---------- INFORMATION ----------
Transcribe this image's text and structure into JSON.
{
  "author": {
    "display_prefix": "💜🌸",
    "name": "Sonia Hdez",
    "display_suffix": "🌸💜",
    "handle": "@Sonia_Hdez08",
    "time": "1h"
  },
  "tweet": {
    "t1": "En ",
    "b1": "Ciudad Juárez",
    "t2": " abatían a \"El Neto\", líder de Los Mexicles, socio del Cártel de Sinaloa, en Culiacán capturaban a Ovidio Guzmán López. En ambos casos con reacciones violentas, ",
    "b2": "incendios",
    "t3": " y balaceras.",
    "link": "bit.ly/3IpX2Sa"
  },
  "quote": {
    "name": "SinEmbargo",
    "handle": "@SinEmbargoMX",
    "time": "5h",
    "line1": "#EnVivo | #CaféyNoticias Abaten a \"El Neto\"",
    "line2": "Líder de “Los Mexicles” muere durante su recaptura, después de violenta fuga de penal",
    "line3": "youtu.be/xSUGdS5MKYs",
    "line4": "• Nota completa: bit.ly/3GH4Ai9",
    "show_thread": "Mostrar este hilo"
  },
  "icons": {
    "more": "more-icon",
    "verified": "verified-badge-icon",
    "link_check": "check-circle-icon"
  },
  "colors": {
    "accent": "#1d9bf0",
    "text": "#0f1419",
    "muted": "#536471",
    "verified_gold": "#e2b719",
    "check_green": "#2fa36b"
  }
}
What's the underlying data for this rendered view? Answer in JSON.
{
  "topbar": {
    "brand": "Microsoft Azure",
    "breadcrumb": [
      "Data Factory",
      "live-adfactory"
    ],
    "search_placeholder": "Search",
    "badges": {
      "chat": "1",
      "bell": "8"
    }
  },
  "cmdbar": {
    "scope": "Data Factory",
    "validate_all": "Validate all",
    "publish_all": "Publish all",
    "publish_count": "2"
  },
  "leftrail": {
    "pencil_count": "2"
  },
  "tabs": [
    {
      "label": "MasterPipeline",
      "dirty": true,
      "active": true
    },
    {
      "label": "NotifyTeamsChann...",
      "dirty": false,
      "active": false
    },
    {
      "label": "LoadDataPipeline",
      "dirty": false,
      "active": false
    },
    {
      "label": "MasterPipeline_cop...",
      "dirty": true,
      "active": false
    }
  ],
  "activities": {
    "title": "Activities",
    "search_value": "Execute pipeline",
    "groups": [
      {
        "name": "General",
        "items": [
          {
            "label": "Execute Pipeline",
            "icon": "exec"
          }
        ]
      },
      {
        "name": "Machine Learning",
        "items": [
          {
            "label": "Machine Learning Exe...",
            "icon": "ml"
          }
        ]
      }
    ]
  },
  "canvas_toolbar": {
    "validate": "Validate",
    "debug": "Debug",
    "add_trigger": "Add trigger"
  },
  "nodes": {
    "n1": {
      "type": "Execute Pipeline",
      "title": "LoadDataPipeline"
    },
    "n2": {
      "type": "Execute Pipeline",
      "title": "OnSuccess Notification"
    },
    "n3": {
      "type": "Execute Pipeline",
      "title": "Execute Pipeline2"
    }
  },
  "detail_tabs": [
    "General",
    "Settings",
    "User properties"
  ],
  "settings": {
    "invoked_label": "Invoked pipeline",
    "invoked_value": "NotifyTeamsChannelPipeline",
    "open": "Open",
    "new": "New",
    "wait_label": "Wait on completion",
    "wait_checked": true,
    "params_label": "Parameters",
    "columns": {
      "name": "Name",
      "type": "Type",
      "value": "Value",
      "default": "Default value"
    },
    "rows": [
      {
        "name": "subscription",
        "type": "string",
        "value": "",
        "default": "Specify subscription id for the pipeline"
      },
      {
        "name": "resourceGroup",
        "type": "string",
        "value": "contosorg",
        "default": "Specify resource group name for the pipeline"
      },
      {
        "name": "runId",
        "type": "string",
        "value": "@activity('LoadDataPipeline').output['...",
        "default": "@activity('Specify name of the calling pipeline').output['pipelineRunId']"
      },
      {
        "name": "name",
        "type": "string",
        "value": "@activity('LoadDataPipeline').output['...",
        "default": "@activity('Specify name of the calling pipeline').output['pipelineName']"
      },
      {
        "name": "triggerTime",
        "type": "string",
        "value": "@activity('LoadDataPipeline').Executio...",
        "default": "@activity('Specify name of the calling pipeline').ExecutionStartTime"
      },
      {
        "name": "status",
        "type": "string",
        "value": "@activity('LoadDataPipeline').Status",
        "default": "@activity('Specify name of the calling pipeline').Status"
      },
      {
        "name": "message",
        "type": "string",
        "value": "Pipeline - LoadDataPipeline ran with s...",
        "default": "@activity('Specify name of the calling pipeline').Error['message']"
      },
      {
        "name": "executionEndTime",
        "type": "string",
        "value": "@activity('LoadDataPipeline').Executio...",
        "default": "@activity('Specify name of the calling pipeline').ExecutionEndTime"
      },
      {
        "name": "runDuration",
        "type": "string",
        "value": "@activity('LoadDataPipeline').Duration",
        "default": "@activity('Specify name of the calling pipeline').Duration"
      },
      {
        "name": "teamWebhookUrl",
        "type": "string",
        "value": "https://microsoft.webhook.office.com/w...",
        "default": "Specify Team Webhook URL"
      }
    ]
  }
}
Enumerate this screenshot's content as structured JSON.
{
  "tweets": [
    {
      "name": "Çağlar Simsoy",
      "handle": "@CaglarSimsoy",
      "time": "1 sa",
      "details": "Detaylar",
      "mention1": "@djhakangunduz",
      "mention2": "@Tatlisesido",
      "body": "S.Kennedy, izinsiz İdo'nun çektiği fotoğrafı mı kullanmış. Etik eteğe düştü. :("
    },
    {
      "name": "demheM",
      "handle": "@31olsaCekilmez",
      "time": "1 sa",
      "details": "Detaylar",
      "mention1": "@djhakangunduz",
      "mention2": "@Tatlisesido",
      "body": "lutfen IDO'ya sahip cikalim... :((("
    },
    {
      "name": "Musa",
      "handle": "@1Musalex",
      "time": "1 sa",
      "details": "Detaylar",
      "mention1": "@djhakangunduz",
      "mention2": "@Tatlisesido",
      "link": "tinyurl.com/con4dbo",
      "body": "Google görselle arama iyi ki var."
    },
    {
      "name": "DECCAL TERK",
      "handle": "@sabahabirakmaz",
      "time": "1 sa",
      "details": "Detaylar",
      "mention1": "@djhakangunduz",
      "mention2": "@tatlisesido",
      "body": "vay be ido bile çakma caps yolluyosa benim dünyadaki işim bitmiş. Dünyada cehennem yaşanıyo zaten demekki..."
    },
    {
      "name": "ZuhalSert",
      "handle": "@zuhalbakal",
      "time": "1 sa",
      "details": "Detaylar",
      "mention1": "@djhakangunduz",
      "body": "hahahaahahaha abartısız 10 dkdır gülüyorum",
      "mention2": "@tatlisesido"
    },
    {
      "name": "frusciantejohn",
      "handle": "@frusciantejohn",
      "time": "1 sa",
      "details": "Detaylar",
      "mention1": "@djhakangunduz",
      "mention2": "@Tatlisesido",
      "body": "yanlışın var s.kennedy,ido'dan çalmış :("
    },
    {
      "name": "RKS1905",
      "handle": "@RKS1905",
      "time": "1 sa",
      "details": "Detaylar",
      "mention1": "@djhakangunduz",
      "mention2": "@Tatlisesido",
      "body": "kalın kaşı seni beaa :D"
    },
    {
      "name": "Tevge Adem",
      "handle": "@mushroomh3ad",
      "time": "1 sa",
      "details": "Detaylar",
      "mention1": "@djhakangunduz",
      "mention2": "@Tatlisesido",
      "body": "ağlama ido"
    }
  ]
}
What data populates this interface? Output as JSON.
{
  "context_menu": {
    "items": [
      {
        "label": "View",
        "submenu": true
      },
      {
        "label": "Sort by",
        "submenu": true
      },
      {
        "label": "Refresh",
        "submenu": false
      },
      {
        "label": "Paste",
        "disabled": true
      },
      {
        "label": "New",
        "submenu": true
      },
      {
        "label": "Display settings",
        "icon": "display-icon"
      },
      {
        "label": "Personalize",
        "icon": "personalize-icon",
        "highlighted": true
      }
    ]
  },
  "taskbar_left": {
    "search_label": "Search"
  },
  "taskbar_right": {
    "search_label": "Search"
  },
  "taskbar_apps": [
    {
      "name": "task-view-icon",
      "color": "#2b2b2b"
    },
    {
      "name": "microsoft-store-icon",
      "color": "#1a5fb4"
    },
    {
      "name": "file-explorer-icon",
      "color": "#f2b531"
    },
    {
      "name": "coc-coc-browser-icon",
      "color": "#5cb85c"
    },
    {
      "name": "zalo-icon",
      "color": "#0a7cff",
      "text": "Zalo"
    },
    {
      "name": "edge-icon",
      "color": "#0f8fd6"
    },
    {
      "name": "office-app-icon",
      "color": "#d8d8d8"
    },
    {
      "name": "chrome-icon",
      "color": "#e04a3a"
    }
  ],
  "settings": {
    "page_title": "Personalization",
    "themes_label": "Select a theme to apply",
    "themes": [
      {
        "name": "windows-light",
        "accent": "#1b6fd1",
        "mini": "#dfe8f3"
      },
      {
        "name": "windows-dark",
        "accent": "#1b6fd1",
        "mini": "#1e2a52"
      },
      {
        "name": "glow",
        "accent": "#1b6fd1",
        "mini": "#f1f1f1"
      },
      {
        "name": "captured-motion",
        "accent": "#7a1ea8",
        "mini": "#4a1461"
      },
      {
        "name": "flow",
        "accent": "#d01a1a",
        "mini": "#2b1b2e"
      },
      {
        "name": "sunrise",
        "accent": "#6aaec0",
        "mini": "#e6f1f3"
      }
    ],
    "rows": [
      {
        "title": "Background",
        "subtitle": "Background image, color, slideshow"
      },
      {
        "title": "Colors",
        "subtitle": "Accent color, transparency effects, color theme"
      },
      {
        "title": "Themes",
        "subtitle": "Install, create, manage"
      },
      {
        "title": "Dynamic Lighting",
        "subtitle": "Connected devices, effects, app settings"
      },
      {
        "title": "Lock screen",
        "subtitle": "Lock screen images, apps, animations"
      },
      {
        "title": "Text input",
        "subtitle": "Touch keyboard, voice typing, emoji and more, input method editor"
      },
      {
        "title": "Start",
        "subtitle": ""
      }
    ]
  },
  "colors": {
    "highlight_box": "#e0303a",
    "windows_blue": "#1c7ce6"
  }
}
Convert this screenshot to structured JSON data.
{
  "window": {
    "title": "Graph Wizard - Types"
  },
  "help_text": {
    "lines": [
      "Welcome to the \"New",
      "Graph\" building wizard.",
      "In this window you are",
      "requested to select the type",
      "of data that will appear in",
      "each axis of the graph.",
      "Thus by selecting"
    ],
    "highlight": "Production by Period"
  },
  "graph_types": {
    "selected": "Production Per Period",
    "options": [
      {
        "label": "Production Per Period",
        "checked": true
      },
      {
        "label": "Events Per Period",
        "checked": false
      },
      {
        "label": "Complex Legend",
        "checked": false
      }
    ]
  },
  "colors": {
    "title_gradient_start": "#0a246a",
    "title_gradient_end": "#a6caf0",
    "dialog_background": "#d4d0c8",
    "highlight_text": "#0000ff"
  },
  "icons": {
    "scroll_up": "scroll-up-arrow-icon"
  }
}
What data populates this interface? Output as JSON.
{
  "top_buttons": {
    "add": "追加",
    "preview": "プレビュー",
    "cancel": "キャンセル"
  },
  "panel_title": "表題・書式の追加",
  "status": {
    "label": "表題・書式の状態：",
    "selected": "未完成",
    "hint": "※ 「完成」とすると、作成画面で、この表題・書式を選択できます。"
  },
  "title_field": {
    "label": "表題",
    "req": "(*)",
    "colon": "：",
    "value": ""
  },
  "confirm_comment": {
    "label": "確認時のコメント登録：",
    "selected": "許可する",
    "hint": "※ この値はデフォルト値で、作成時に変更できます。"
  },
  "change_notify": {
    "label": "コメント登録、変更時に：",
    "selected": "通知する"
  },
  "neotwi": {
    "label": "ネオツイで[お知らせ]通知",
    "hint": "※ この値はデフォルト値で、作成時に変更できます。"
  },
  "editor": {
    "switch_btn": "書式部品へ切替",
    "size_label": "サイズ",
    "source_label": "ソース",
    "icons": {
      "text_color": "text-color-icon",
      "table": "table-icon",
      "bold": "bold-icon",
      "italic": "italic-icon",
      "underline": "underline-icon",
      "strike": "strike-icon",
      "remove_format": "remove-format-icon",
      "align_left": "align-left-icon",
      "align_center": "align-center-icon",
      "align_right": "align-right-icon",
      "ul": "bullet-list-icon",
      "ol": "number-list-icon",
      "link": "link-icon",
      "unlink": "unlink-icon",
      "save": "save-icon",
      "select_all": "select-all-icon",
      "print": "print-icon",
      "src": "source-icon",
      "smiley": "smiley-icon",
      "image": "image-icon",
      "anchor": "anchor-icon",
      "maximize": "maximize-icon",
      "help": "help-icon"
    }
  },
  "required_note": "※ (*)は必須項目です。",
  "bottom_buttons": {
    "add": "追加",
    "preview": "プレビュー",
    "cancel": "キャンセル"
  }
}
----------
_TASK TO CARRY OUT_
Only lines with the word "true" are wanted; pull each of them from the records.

_ANSWER FOR THE TASK_
      "dirty": true,
      "active": true
      "dirty": true,
    "wait_checked": true,
        "submenu": true
        "submenu": true
        "disabled": true
        "submenu": true
        "highlighted": true
        "checked": true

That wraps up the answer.